The gout-suffering beer-lover’s search for a suitable beverage is over with Kirin’s dedicated Tanrei W, which has a 99 per cent reduction in purines! Although visitors would be hard-pressed to find flab outside the sumo ring, the majors are rushing to service a health-boom with numerous brands claiming Zero, Diet or Slims in the Happoshu/third generation categories. Asahi’s Style Free (a zero-sugar product) features a name unfortunately descriptive of the health drinks, generally over-carbonated and thin, with minimal bitterness or finish.


According to Kirin’s Toshihiro Tanaka: “The mainstream tendency is towards lighter, softer products. Beer has a distinct outdoor image in Japan, particularly in spring and summer.” Increasingly hot and h u m i d conditions demand lighter, refreshing tastes, something that is attracting traditional nonbeer drinkers. The trend is mostly reflected in third generation beers, but some plusses have emerged, not least Kirin’s Sparkling Hop (see tasting notes in panel).

However, although sales have declined Asahi’s Masao Fujimori highlights the importance of beer in Japan’s food culture. “The arrival of Super Dry coincided with a diversification of eating habits among the post-war generation, offering a suitably versatile taste.” Dining out is a way of life in Japan and beer is considered the standard accompaniment. He therefore believes “dry,” “sharp” and “fresh” are still very much popular and durable requirements.


Short-lived seasonal products are a quirky fact of life in Japan. Despite gimmicky cherryblossom pink-packaged brews with no discernable taste differences, the majority of seasonals appear in autumn/winter and are pretty worthwhile.

Autumn heralds beers thicker in taste and alcohol content in symbolic dark red packaging, Yebisu Premium Red being an excellent example. Also of interest is Kirin’s Toretate Hop, an autumnal brew unusually made entirely from Japanese hops.

It’s a palatable, mildly bitter, crisp effort, less dry than usual.

The seasonals are usually beers, although Shirokirin is a thicker, more complex winter Happoshu.

Guide to buying Cans constitute 70 per cent of beer/beerlike total sales. While company and brand names are written in English, beware the descriptions. For example: “Dynamic has a dynamic taste that’s particularly brewed.” They sound delightful, but describe little!
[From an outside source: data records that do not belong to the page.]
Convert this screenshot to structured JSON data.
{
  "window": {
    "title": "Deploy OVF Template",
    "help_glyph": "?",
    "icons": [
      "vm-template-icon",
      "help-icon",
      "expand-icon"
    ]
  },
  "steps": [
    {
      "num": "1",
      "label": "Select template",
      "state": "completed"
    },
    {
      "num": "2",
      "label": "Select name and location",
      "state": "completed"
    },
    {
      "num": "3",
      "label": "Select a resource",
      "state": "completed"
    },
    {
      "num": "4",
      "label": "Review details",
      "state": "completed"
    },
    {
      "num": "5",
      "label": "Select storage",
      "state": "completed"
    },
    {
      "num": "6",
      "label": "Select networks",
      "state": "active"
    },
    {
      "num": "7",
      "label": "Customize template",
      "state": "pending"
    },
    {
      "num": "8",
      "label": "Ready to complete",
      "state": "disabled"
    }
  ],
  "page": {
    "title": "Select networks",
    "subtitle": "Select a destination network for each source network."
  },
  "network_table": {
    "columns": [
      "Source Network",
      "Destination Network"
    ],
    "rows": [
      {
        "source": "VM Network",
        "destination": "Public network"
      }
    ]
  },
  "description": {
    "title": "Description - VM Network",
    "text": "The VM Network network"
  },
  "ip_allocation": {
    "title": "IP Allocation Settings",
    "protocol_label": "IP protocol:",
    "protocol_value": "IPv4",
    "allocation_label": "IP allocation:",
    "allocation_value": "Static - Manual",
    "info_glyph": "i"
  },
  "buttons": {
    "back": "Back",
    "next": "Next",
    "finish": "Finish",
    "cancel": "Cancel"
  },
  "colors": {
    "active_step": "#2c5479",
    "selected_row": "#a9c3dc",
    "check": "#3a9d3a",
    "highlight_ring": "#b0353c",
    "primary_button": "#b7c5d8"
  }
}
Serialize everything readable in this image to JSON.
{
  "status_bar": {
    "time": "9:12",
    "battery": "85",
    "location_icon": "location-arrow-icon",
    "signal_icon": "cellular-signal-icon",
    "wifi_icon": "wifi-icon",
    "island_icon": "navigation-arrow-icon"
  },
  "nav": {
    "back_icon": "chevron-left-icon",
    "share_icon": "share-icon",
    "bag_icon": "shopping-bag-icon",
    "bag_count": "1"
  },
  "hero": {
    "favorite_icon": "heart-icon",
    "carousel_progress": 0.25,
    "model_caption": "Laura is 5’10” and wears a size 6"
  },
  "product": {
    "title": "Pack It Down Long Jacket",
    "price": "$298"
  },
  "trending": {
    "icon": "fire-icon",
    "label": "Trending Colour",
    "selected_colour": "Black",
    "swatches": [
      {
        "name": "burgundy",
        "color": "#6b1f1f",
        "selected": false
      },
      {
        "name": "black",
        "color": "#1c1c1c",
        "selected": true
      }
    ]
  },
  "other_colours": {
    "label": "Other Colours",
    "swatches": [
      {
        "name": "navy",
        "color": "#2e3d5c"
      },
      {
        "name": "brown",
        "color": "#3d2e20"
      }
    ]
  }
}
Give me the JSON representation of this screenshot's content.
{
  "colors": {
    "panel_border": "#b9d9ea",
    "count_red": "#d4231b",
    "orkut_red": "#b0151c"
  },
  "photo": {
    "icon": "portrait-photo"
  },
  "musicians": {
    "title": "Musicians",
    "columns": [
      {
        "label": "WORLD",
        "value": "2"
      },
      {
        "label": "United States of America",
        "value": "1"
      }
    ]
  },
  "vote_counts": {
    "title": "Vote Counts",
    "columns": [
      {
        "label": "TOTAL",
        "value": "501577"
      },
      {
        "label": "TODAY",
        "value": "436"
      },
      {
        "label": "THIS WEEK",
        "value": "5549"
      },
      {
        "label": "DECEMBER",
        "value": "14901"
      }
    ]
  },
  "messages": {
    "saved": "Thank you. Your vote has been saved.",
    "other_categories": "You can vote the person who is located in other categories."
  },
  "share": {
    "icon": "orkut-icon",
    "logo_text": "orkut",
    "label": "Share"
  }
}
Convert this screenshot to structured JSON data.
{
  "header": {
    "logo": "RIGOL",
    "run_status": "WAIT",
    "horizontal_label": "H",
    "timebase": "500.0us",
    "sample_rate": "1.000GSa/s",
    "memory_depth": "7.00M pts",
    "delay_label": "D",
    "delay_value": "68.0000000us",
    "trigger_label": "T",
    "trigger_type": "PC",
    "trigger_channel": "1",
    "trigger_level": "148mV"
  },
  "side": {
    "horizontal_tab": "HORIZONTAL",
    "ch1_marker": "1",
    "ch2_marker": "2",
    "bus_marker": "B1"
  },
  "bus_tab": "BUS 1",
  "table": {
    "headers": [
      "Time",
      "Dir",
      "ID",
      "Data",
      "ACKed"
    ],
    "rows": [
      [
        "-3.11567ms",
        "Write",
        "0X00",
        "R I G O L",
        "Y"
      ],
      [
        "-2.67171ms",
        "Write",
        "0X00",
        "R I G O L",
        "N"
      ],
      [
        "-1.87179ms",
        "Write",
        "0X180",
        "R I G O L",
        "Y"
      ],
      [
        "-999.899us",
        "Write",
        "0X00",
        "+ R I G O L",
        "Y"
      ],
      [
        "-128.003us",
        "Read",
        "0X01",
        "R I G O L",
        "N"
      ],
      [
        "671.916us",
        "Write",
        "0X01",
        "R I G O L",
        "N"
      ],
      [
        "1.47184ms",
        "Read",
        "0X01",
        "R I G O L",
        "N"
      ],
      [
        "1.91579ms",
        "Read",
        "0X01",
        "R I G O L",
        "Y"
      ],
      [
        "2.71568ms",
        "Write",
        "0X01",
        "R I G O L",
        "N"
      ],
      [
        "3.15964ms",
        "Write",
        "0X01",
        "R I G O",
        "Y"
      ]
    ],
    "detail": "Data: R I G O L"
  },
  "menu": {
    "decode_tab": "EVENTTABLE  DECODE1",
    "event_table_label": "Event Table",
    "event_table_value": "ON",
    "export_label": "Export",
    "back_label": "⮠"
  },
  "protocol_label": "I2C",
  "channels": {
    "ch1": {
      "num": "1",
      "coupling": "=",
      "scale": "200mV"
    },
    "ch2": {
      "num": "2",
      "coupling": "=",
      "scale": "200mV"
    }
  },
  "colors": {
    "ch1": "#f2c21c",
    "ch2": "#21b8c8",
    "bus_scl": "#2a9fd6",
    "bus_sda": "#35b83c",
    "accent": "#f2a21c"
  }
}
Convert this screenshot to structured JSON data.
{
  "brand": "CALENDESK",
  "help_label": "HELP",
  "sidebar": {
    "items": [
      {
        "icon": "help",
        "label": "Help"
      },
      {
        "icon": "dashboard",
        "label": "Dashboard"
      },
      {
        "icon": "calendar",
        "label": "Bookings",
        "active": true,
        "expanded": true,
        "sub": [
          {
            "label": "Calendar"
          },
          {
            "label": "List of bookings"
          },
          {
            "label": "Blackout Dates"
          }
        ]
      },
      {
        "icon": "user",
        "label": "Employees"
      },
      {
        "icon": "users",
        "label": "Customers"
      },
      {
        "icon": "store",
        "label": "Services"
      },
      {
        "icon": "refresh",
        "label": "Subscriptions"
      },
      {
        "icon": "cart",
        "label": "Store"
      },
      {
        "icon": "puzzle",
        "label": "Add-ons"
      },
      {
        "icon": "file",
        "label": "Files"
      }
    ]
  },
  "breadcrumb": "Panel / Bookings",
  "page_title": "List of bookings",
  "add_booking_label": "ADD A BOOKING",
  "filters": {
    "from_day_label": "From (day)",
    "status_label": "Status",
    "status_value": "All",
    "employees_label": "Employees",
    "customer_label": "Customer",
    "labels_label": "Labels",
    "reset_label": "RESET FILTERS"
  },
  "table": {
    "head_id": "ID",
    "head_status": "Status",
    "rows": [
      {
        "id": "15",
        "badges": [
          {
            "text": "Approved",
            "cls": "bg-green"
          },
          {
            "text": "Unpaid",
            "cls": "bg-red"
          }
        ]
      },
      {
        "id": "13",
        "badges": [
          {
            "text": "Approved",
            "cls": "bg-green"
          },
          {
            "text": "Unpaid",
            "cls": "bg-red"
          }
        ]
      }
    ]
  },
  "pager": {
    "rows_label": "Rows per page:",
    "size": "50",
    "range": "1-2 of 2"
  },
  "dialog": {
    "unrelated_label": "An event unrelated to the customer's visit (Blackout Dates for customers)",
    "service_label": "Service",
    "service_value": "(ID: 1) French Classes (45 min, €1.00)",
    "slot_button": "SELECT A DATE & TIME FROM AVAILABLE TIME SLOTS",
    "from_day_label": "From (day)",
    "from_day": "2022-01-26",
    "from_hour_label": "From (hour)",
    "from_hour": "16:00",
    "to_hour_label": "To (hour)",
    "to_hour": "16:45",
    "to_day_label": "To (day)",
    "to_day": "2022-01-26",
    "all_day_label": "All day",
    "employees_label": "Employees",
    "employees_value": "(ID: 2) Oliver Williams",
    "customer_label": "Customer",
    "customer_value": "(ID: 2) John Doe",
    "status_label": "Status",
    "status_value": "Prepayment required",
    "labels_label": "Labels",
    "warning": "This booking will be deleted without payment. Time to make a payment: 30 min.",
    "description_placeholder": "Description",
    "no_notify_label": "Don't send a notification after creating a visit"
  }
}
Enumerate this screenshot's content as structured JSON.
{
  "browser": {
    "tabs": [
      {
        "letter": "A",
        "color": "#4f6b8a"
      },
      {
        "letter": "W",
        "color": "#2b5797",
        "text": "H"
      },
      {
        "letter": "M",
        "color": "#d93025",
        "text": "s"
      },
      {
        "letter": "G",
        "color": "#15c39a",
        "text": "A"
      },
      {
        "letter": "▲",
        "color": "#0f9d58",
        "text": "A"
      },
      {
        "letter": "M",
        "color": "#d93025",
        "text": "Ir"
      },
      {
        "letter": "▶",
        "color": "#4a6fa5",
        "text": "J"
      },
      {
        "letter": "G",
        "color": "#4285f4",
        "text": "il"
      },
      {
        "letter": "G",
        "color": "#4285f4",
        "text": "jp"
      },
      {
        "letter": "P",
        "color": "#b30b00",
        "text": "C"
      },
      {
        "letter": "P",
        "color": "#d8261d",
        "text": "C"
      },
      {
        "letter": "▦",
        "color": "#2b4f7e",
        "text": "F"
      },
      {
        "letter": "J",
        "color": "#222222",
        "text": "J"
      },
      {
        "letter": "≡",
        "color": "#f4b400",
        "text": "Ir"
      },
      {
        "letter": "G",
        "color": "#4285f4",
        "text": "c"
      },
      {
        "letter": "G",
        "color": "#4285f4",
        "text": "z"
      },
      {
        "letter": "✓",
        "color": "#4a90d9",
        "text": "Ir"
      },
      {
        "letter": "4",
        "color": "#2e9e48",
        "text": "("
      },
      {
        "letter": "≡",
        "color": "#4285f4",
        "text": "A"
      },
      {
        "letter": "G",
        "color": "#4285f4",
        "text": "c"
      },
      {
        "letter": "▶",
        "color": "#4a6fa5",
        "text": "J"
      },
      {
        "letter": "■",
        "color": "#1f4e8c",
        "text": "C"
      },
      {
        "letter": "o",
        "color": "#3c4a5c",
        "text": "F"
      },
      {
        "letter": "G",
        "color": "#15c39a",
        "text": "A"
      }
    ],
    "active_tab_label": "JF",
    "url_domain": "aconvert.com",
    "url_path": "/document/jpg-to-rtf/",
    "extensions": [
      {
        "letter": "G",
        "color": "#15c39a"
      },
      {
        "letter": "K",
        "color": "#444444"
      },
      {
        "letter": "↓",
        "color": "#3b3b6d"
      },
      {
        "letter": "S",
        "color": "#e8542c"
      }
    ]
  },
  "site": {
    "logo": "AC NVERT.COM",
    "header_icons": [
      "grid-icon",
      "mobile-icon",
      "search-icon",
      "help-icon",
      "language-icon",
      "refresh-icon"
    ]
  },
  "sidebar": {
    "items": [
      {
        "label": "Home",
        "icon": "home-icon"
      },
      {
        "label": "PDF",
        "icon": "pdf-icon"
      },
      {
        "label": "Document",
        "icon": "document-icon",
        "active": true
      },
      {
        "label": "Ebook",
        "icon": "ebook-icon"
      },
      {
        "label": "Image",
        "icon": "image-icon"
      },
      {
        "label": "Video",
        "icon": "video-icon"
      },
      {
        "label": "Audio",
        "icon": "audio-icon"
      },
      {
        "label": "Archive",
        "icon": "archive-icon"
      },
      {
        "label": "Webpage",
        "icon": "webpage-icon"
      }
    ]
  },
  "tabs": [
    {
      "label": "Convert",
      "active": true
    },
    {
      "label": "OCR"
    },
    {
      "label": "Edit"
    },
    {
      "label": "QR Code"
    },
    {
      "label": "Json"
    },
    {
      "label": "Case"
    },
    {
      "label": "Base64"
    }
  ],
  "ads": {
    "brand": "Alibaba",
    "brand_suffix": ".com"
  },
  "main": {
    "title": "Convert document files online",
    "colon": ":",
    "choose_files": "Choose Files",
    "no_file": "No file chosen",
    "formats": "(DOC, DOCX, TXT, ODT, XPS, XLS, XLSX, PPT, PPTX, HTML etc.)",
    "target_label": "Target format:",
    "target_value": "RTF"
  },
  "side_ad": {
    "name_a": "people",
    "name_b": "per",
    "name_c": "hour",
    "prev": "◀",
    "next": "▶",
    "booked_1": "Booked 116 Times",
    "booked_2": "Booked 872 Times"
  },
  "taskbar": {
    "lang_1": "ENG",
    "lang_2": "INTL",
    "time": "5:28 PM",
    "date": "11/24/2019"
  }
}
As a rule, the more expensive choices are beers, while the cheaper options are Happoshu/new genre. Convenience stores and supermarkets generally focus on the majors, while independent stores stock more local brews, but are harder to locate.

Draughts are always beer or premium, but bars tend to be table-service, thus undermining the point-at-the-taps option.

“Nama biru kudasai” (draught beer please) and “Donna biru ga arimasu ka?” (What beers do you have?) are useful phrases. A Daijokki is a super-size jug.

Tasting notes YEBISU PREMIUM (Sapporo) – Widely regarded as the cream of the macro beers in Japan. A clear, golden-coloured lager with a grainy nose and a dash of floral hops, the initial taste follows the smell, before a delicate sweet malty tinglyness gives way to a bitter finish and slightly spicy aftertaste.

SPARKLING HOP (Kirin) – Third generation drink made with New Zealand hops and barley. A golden, fizzy brew with hints of grape and apple. The hops linger in the background. Spritzy and dry overall, but comfortably the best non-beer category effort to emerge thus far.

RISING SUN PALE ALE (Baird Beer) – An American-style pale ale with a slightly cloudy appearance and delightful floral and orange peel aroma. The initial battle between citrus, sweet fruit and hops finally settles on a refreshing, mild bitterness. One of Japan’s finest.

WEBSITES (Japan Craft Beer Association) (Japanese only) (Japanese only) (Popeye Beer Club)

Categories: International